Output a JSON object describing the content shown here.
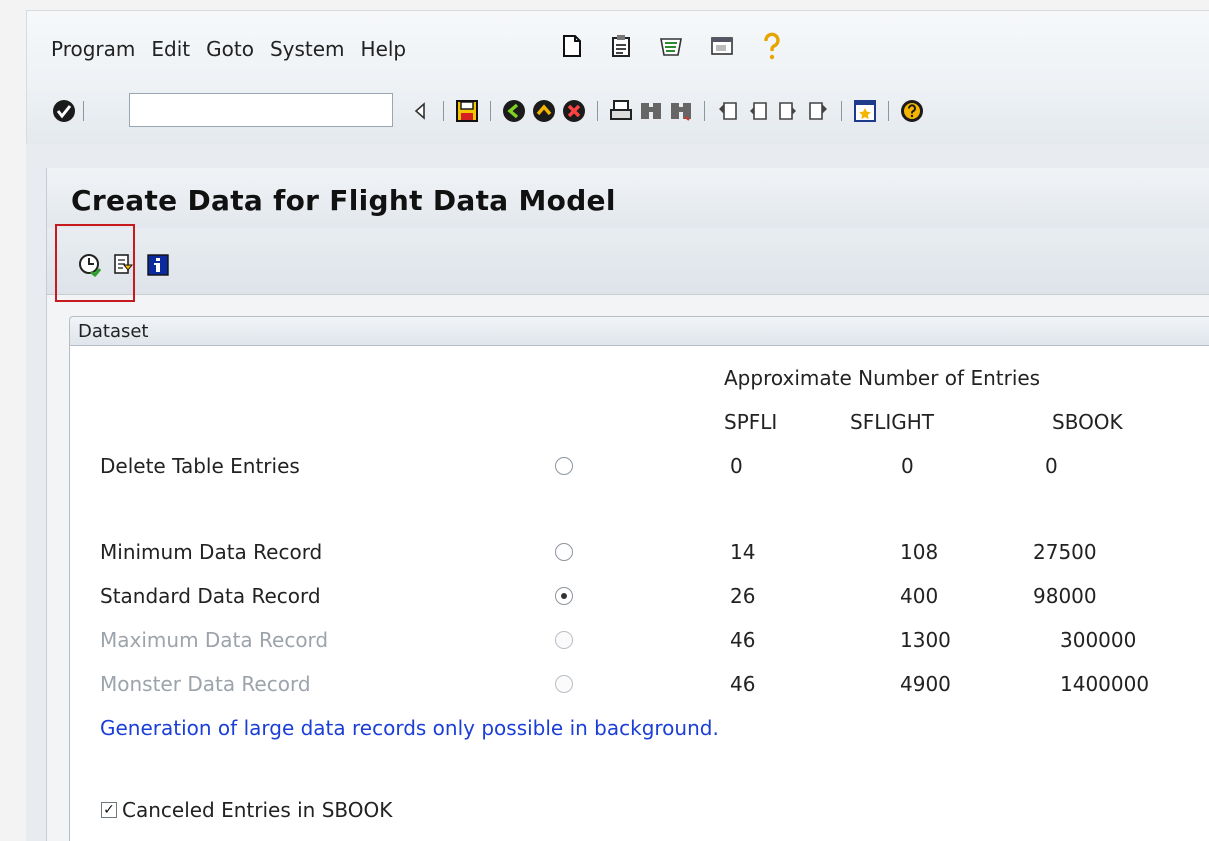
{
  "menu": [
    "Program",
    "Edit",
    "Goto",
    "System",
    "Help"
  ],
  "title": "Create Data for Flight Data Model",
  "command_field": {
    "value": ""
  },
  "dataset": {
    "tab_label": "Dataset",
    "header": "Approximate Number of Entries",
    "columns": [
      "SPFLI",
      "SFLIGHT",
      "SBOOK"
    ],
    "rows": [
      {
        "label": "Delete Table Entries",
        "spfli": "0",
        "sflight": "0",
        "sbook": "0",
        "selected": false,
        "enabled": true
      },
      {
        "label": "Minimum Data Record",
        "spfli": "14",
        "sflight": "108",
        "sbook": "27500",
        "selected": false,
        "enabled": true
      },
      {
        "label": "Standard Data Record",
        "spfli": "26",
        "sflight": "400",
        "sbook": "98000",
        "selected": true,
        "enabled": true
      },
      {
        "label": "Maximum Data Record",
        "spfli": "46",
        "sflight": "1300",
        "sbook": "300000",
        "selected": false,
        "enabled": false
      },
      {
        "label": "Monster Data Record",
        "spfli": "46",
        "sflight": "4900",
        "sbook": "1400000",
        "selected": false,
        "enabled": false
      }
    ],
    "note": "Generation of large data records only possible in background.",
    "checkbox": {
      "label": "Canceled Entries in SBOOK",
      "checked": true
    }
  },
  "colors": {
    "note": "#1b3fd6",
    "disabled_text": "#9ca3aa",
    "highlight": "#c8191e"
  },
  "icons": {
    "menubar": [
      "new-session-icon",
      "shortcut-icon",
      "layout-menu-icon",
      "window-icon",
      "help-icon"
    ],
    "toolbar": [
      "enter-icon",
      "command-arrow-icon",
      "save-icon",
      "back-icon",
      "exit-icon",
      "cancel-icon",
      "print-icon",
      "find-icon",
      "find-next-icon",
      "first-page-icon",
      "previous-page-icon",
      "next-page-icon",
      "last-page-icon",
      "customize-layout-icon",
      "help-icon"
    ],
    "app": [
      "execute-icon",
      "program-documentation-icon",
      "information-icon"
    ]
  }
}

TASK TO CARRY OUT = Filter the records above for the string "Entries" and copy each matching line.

EXERCISE RESULT =
    "header": "Approximate Number of Entries",
        "label": "Delete Table Entries",
      "label": "Canceled Entries in SBOOK",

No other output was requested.